There’s a lot more that could be said on this topic and I’ll probably say it in the end – for example, now, it strikes me that could you say Steely Dan are more of an anti-punk force than The Eagles? Certainly not.

Ben is with three bands these days, most notably Asteroids!, who have been going since Tim left The Generalissimos. The rest of the ‘mos enlisted Ben, at his brother Tim’s suggestion (Tim Warren, the former Polytechnic and King Tree & The Roots drummer, as well as guitar / bassist for Delicate Hammers). It’s shaping up nicely and I’m looking forward to seeing them play live soon.

We were all out for Wales’ MC Coc Oen‘s birthday recently. For anyone who doesn’t know, he’s the voice of Delicate Hammers and the Insidious Junkbox podcast series, as well as a solo EP named Zombie Autograph Hunter. All fine work. The Junbox series is essentially his homage to John Peel – chuntering in between an esoteric selection of new and old tunes, much in the way that the likes of Ted from Cloud Sounds and Ola from Ola’s Kool Kitchen do. It’s great that people carry the Peel spirit with them in their hearts and continue to put time and effort into supporting bands who don’t have the marketing muscle of a corporation behind them. From an independent musician’s perspective, I can tell you that such shows are like beacons in the dark when you’re trying to find your way. It can get lonely out there, so the airplay these ‘e’-Js (if you will) offer is invaluable.

Cultural Diary 22/10/10

October 22, 2010

Gideon Osborne will be pleased with Wayne Rooney‘s timing. Wazza has taken the attention of a considerable part of the nation off the forthcoming wave of spending cuts. Rooney’s bizarre U-turn is the sort of media sideshow that will temporarily take at least some of the heat off the Coalition.

Can the fans forgive Rooney? Can Fergie ever genuinely forgive him? Will his form suddenly recover once he gets back from his ankle injury?

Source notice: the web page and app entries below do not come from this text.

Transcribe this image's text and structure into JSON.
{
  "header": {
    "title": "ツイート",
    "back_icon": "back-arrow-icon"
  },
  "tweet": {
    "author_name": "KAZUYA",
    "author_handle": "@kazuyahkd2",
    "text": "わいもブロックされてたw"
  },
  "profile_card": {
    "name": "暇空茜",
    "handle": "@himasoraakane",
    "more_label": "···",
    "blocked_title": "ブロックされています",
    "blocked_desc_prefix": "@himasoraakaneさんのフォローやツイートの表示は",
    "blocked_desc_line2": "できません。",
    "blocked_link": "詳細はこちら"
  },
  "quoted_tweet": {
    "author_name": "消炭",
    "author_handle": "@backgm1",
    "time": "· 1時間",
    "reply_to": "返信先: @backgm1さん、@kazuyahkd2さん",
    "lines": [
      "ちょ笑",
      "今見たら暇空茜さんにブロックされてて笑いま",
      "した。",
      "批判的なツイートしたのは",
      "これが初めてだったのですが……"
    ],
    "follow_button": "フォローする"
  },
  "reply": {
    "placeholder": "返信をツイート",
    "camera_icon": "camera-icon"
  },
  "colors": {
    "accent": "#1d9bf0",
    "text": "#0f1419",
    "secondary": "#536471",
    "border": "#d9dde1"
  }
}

Went to see the Robin Ince Bad Books Show last night – not bad.  Ince is an old-skool leftie, kind of like a teetotal MJ Hibbett, but with a stack of awful paperbacks instead of an acoustic. He gave over a fair portion of the show to lecturing the assembled students about the dangers of right-wing thinking (he equates the left with ‘compassion’). In the end though, he did get to reading out sections of paperbacks that would otherwise have remained in the dustbin of history for good. Giant Killer Crabs, Sex Is Not Compulsory and classic Mills & Boon all got an airing, amidst the political rants and anecdotes about his toddler son, Archie. Sadly, the book that I suspect started the whole thing, The Secrets of Picking Up Sexy Girls, has been lost – but of course, Ince knows it well enough to recite chapter and verse from it anyway (and jolly disturbing it is too).

The other neat thing about the idea from Ince’s perspective is that it is self-sustaining. Fans approach him to hand over hilariously bad books they have discovered mouldering in their local charity shop and so provide the comic with more potential material. I would love him to do a documentary about these dreadful books, preferably featuring an interview with the author of the giant killer crab series….

Definitely had one too many last night, despite my better half’s warnings.